Input data:
^^^^

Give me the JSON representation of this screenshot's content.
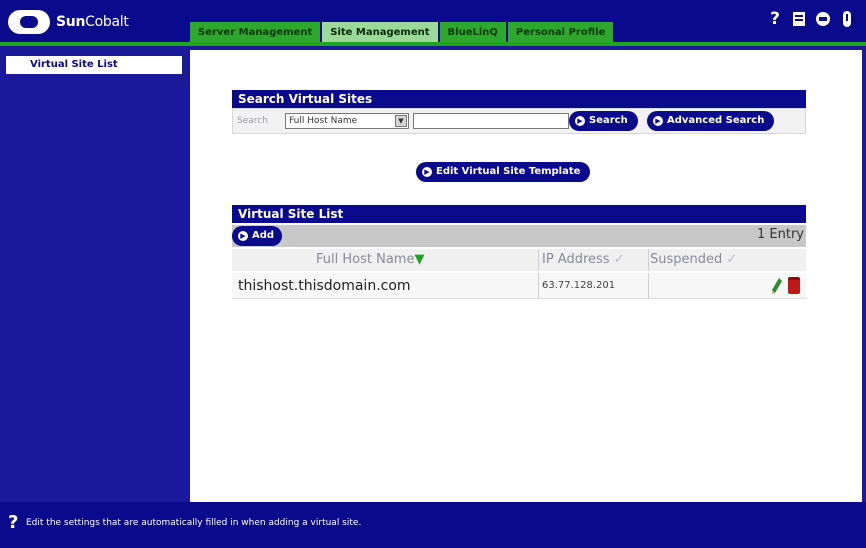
{
  "brand": {
    "logo_bold": "Sun",
    "logo_thin": "Cobalt"
  },
  "tabs": [
    {
      "label": "Server Management",
      "active": false
    },
    {
      "label": "Site Management",
      "active": true
    },
    {
      "label": "BlueLinQ",
      "active": false
    },
    {
      "label": "Personal Profile",
      "active": false
    }
  ],
  "top_icons": [
    "help-icon",
    "update-icon",
    "logout-icon",
    "power-icon"
  ],
  "sidebar": {
    "items": [
      {
        "label": "Virtual Site List",
        "selected": true
      }
    ]
  },
  "search": {
    "title": "Search Virtual Sites",
    "label": "Search",
    "field_selected": "Full Host Name",
    "query_value": "",
    "search_button": "Search",
    "advanced_button": "Advanced Search"
  },
  "template_button": "Edit Virtual Site Template",
  "site_list": {
    "title": "Virtual Site List",
    "add_button": "Add",
    "entry_count": "1 Entry",
    "columns": [
      "Full Host Name",
      "IP Address",
      "Suspended"
    ],
    "sort_arrow": "▼",
    "sortable_mark": "✓",
    "rows": [
      {
        "host": "thishost.thisdomain.com",
        "ip": "63.77.128.201",
        "suspended": ""
      }
    ]
  },
  "footer": {
    "help_text": "Edit the settings that are automatically filled in when adding a virtual site."
  },
  "colors": {
    "navy": "#0a0a8c",
    "green": "#2da82d",
    "active_tab": "#9ad99a"
  }
}
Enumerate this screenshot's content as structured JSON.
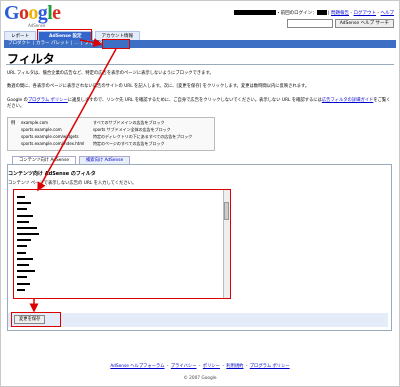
{
  "header": {
    "logo_text_g": "G",
    "logo_text_o1": "o",
    "logo_text_o2": "o",
    "logo_text_g2": "g",
    "logo_text_l": "l",
    "logo_text_e": "e",
    "logo_sub": "AdSense",
    "user_suffix": "・前回のログイン：",
    "links": [
      "問題報告",
      "ログアウト",
      "ヘルプ"
    ],
    "search_button": "AdSense ヘルプ サーチ"
  },
  "tabs": [
    {
      "label": "レポート",
      "active": false
    },
    {
      "label": "AdSense 設定",
      "active": true
    },
    {
      "label": "アカウント情報",
      "active": false
    }
  ],
  "subnav": {
    "items": [
      "プロダクト",
      "カラー パレット",
      "…",
      "フィルタ"
    ],
    "current_index": 3
  },
  "page": {
    "title": "フィルタ",
    "para1": "URL フィルタは、競合企業の広告など、特定の広告を表示のページに表示しないようにブロックできます。",
    "para2": "数週の間に、各表示のページに表示されない広告のサイトの URL を記入します。次に、[変更を保存] をクリックします。変更は数時間以内に反映されます。",
    "para3_lead": "Google の",
    "para3_link1": "プログラム ポリシー",
    "para3_mid": "に違反しますので、リンク先 URL を確認するために、ご自身で広告をクリックしないでください。表示しない URL を確認するには",
    "para3_link2": "広告フィルタの詳細ガイド",
    "para3_tail": "をご覧ください。"
  },
  "examples": {
    "label": "例",
    "rows": [
      {
        "url": "example.com",
        "desc": "すべてのサブドメインの広告をブロック"
      },
      {
        "url": "sports.example.com",
        "desc": "sports サブドメイン全体の広告をブロック"
      },
      {
        "url": "sports.example.com/widgets",
        "desc": "特定のディレクトリの下にあるすべての広告をブロック"
      },
      {
        "url": "sports.example.com/index.html",
        "desc": "特定のページのすべての広告をブロック"
      }
    ]
  },
  "content_tabs": [
    {
      "label": "コンテンツ向け AdSense",
      "active": true
    },
    {
      "label": "検索向け AdSense",
      "active": false
    }
  ],
  "panel": {
    "title": "コンテンツ向け AdSense のフィルタ",
    "instruction": "コンテンツ ページで表示しない広告の URL を入力してください。"
  },
  "save_button": "変更を保存",
  "footer": {
    "links": [
      "AdSense ヘルプフォーラム",
      "プライバシー",
      "ポリシー",
      "利用規約",
      "プログラム ポリシー"
    ],
    "copyright": "© 2007 Google"
  },
  "colors": {
    "annotation_red": "#dd0000",
    "nav_blue": "#3d6fc4",
    "link": "#0000cc"
  }
}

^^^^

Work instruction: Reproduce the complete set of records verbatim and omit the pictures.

Problem solution:
Give me the JSON representation of this screenshot's content.
{
  "brand": {
    "logo_bold": "Sun",
    "logo_thin": "Cobalt"
  },
  "tabs": [
    {
      "label": "Server Management",
      "active": false
    },
    {
      "label": "Site Management",
      "active": true
    },
    {
      "label": "BlueLinQ",
      "active": false
    },
    {
      "label": "Personal Profile",
      "active": false
    }
  ],
  "top_icons": [
    "help-icon",
    "update-icon",
    "logout-icon",
    "power-icon"
  ],
  "sidebar": {
    "items": [
      {
        "label": "Virtual Site List",
        "selected": true
      }
    ]
  },
  "search": {
    "title": "Search Virtual Sites",
    "label": "Search",
    "field_selected": "Full Host Name",
    "query_value": "",
    "search_button": "Search",
    "advanced_button": "Advanced Search"
  },
  "template_button": "Edit Virtual Site Template",
  "site_list": {
    "title": "Virtual Site List",
    "add_button": "Add",
    "entry_count": "1 Entry",
    "columns": [
      "Full Host Name",
      "IP Address",
      "Suspended"
    ],
    "sort_arrow": "▼",
    "sortable_mark": "✓",
    "rows": [
      {
        "host": "thishost.thisdomain.com",
        "ip": "63.77.128.201",
        "suspended": ""
      }
    ]
  },
  "footer": {
    "help_text": "Edit the settings that are automatically filled in when adding a virtual site."
  },
  "colors": {
    "navy": "#0a0a8c",
    "green": "#2da82d",
    "active_tab": "#9ad99a"
  }
}
Enumerate this screenshot's content as structured JSON.
{
  "header": {
    "logo_text_g": "G",
    "logo_text_o1": "o",
    "logo_text_o2": "o",
    "logo_text_g2": "g",
    "logo_text_l": "l",
    "logo_text_e": "e",
    "logo_sub": "AdSense",
    "user_suffix": "・前回のログイン：",
    "links": [
      "問題報告",
      "ログアウト",
      "ヘルプ"
    ],
    "search_button": "AdSense ヘルプ サーチ"
  },
  "tabs": [
    {
      "label": "レポート",
      "active": false
    },
    {
      "label": "AdSense 設定",
      "active": true
    },
    {
      "label": "アカウント情報",
      "active": false
    }
  ],
  "subnav": {
    "items": [
      "プロダクト",
      "カラー パレット",
      "…",
      "フィルタ"
    ],
    "current_index": 3
  },
  "page": {
    "title": "フィルタ",
    "para1": "URL フィルタは、競合企業の広告など、特定の広告を表示のページに表示しないようにブロックできます。",
    "para2": "数週の間に、各表示のページに表示されない広告のサイトの URL を記入します。次に、[変更を保存] をクリックします。変更は数時間以内に反映されます。",
    "para3_lead": "Google の",
    "para3_link1": "プログラム ポリシー",
    "para3_mid": "に違反しますので、リンク先 URL を確認するために、ご自身で広告をクリックしないでください。表示しない URL を確認するには",
    "para3_link2": "広告フィルタの詳細ガイド",
    "para3_tail": "をご覧ください。"
  },
  "examples": {
    "label": "例",
    "rows": [
      {
        "url": "example.com",
        "desc": "すべてのサブドメインの広告をブロック"
      },
      {
        "url": "sports.example.com",
        "desc": "sports サブドメイン全体の広告をブロック"
      },
      {
        "url": "sports.example.com/widgets",
        "desc": "特定のディレクトリの下にあるすべての広告をブロック"
      },
      {
        "url": "sports.example.com/index.html",
        "desc": "特定のページのすべての広告をブロック"
      }
    ]
  },
  "content_tabs": [
    {
      "label": "コンテンツ向け AdSense",
      "active": true
    },
    {
      "label": "検索向け AdSense",
      "active": false
    }
  ],
  "panel": {
    "title": "コンテンツ向け AdSense のフィルタ",
    "instruction": "コンテンツ ページで表示しない広告の URL を入力してください。"
  },
  "save_button": "変更を保存",
  "footer": {
    "links": [
      "AdSense ヘルプフォーラム",
      "プライバシー",
      "ポリシー",
      "利用規約",
      "プログラム ポリシー"
    ],
    "copyright": "© 2007 Google"
  },
  "colors": {
    "annotation_red": "#dd0000",
    "nav_blue": "#3d6fc4",
    "link": "#0000cc"
  }
}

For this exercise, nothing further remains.